Using Ambulatory Virtual Reality to Study and Assess Functional Mobility

William Warren, Brown University, Rhode Island
The challenge of rehabilitation is to provide limited interventions that will generalize to the behavioral complexity of the real world. In the case of locomotion, gait assessment and training aim to restore functional mobility, with adaptive dynamics that can cope with the daily onslaught of obstacles, openings, barriers, gaps, steps, drops, and sharp turns, under varying speed and surface conditions. The advent of ambulatory VR offers new opportunities for the assessment and rehabilitation of functional mobility. In this talk, I will describe some of our research on the dynamics of locomotor behavior, and our recent attempt to take advantage of the flexibility of VR to derive tasks for the evaluation and training of functional mobility. Our aim is to devise a battery of tasks that capture the natural range of adaptive variation and dynamic complexity of locomotor behavior, in the hope that rehabilitation will translate more effectively to real-world contexts.


Finding Galactica: Will It Unlock The Secrets to More Effective Rehabilitation?

Alma Merians, UMDNJ, New Jersey
From Lewis Carroll’s Alice’s Adventures in Wonderland in 1865, to Morton Helig’s Sensorama in 1960, a personal experience theater that used a binocular viewing device, a vibrating seat, stereophonic speakers as well as event specific odors, to John Lucas’s Star Wars in 1977 and The Matrix Reloaded, people have always been intellectually and visually fascinated with alternate and virtual realities and the human sensory capacity to bridge real and virtual environments. The underlying tenet of utilizing virtual environment applications for medicine is to provide a window into the brain – a window into modifying and normalizing brain function, either affective and cognitive or sensory and motor. In this welcome address, I will present a brief overview of how this medium is being used to remodel motor behavior and what we see as our future challenges. 

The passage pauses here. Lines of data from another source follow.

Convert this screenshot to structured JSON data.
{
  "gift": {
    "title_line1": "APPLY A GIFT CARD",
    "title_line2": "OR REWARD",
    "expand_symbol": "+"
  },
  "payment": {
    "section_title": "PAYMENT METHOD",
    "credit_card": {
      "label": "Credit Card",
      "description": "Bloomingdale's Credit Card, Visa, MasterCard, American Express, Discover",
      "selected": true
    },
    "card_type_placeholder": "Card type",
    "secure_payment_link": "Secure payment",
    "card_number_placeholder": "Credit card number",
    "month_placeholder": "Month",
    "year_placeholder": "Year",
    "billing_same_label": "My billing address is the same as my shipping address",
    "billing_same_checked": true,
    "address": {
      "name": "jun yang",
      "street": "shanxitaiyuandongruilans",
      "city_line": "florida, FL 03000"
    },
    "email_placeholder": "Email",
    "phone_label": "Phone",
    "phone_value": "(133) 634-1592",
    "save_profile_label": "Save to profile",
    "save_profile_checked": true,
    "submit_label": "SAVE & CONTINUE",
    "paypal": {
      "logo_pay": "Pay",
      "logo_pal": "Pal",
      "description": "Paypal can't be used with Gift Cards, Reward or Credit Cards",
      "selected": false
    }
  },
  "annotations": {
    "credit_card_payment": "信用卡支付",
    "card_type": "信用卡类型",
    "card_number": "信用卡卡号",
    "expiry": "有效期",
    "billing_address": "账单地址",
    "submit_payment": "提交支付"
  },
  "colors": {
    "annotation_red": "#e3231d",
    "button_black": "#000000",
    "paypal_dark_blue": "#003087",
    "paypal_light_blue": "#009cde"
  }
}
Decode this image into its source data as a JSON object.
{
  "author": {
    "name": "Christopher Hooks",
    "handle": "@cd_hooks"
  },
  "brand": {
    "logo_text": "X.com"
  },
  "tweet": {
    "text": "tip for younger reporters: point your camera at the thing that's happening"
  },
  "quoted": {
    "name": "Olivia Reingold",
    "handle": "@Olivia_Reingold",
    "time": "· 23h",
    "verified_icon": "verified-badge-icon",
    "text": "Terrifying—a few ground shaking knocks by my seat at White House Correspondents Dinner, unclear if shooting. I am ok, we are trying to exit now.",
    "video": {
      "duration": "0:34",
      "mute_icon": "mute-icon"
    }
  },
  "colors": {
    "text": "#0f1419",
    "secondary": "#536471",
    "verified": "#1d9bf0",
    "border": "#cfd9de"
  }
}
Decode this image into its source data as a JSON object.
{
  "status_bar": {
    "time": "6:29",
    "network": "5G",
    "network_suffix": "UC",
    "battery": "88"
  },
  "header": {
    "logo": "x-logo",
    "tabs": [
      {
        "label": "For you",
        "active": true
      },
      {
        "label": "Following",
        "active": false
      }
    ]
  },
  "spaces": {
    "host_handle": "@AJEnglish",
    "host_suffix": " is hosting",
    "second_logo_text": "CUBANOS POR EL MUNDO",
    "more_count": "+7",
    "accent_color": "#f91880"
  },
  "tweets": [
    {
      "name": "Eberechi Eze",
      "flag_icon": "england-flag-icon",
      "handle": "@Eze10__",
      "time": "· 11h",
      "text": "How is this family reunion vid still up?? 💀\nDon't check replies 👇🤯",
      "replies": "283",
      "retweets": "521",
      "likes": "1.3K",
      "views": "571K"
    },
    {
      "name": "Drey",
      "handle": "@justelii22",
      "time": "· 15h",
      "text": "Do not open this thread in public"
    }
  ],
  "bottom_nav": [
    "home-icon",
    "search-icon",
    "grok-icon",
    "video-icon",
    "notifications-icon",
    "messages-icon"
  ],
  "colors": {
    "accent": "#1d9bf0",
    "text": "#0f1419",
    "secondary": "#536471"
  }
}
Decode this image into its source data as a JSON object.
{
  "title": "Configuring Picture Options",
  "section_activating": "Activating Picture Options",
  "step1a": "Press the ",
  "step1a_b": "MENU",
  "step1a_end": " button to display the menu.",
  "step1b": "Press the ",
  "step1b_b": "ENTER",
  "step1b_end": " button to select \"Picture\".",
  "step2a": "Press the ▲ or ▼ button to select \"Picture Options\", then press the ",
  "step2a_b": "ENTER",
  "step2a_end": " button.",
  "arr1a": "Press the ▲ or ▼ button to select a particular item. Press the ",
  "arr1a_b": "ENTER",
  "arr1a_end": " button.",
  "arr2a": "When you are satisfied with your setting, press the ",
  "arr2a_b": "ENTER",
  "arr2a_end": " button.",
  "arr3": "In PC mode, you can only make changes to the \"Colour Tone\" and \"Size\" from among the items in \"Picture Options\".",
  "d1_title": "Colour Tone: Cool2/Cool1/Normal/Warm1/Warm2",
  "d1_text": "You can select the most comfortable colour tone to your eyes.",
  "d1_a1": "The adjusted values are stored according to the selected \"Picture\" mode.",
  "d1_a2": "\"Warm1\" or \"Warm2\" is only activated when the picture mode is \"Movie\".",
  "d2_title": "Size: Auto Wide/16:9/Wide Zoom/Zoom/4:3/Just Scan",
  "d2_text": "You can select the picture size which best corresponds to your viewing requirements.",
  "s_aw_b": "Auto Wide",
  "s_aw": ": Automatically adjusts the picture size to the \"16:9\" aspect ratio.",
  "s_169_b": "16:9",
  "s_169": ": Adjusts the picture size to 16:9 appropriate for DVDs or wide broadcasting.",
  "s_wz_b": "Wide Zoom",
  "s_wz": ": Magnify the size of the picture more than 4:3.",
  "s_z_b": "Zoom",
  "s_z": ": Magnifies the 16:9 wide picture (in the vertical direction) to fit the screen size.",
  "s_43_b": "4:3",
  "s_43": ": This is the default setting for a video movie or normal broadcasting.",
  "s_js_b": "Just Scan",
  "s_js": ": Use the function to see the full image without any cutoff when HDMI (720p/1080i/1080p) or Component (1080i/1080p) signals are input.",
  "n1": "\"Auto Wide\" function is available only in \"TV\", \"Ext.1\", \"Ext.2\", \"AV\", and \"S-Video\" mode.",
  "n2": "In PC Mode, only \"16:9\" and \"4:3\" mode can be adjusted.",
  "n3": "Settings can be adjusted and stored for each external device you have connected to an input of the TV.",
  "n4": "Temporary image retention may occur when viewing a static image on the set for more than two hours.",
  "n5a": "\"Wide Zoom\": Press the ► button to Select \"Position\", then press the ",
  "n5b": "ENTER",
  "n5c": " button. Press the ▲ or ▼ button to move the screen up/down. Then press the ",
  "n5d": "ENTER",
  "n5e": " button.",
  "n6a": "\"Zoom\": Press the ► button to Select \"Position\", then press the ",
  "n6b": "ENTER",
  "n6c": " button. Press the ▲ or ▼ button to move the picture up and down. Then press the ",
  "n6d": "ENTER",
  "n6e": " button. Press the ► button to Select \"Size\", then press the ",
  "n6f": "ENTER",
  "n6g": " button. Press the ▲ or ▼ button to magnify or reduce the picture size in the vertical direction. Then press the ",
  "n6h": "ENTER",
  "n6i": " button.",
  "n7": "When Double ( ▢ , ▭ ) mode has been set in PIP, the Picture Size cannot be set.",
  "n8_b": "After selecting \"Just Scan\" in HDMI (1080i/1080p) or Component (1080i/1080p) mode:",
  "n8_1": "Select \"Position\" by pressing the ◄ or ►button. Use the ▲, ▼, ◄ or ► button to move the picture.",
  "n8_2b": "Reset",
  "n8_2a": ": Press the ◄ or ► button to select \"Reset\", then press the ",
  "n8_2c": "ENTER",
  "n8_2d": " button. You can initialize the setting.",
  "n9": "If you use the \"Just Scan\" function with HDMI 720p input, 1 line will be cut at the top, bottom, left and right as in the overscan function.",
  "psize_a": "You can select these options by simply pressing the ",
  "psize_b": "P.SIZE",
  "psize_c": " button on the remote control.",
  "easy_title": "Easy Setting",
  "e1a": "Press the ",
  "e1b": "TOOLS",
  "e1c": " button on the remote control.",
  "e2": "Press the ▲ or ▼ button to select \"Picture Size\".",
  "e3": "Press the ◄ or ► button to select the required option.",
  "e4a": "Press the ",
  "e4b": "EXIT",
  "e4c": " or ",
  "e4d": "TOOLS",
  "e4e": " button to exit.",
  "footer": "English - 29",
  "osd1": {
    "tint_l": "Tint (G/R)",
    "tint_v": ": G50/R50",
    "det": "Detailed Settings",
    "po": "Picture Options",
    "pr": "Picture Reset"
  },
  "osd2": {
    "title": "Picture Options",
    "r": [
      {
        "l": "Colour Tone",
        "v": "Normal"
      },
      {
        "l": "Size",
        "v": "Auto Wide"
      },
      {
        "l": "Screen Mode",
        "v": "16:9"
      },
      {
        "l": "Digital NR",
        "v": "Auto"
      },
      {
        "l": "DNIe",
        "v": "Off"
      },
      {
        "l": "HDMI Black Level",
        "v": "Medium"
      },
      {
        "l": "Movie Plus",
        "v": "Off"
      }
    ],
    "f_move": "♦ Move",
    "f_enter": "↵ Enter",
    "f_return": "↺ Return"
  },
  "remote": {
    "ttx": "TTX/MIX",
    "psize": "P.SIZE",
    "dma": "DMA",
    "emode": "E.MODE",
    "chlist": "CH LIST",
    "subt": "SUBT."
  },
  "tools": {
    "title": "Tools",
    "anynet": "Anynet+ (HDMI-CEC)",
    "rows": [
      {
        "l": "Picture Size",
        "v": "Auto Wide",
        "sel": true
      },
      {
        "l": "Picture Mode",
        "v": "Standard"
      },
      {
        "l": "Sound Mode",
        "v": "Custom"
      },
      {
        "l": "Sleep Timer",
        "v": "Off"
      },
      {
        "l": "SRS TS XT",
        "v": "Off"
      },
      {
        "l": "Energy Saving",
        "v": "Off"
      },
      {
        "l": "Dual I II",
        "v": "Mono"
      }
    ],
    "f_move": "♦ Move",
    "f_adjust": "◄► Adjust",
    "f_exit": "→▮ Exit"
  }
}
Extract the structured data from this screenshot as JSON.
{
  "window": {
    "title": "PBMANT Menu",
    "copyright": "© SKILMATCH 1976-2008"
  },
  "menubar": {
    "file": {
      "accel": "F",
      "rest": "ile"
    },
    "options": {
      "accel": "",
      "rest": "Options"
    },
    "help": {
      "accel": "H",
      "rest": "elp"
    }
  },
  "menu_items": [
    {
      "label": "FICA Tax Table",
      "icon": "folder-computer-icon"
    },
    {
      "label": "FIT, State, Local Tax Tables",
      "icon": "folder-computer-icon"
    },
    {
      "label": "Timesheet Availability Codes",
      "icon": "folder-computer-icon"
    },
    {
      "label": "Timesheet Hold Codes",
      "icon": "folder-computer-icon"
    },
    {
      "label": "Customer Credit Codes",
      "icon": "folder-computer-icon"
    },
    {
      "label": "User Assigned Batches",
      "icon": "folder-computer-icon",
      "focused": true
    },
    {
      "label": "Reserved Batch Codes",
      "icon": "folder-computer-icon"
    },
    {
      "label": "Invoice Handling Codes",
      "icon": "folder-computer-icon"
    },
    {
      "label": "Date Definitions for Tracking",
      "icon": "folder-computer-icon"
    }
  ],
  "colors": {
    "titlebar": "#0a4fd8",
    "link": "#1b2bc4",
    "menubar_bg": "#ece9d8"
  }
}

Approaches to Human Motion Animation

Norman Badler, University of Pennsylvania, PA
While the classic approach to human motion understanding is to decompose the body into tractable motor units, the complexities of natural human behavior motivate a more ecological and holistic view. Our research into human movement generation has followed both paths, with the latter more difficult but ultimately more rewarding in terms of situating human simulations in an environmental context. This presentation will briefly review some of our work on procedural motion generation, looking primarily at strength-guided motion, collision avoidance for arms and whole bodies, motion “quality” parameters based on Laban Movement Analysis, eye movement and facial animation, and contextual motion of groups of virtual people. Many of these studies have used our Parameterized Action Representation to maintain connections between virtual human motion and the environmental context. Current efforts include “smart events” driving a functional populace, multimodal motion capture, and human-robot communication and interaction.


The Roles of Telepresence in Rehabilitation

Matthew Lombard, Temple University, PA
The talk will begin with an example-rich introduction to the concept and applications of telepresence in a variety of contexts, followed by a frank assessment of the accomplishments and challenges in telepresence research. We’ll then turn to a more detailed consideration of the possible roles of telepresence in a variety of physical and psychosocial rehabilitation contexts including speech and language. Finally, a series of proposals will be made for how the research, technology and clinical communities might best take advantage of the potential of telepresence to help improve and expand rehabilitation.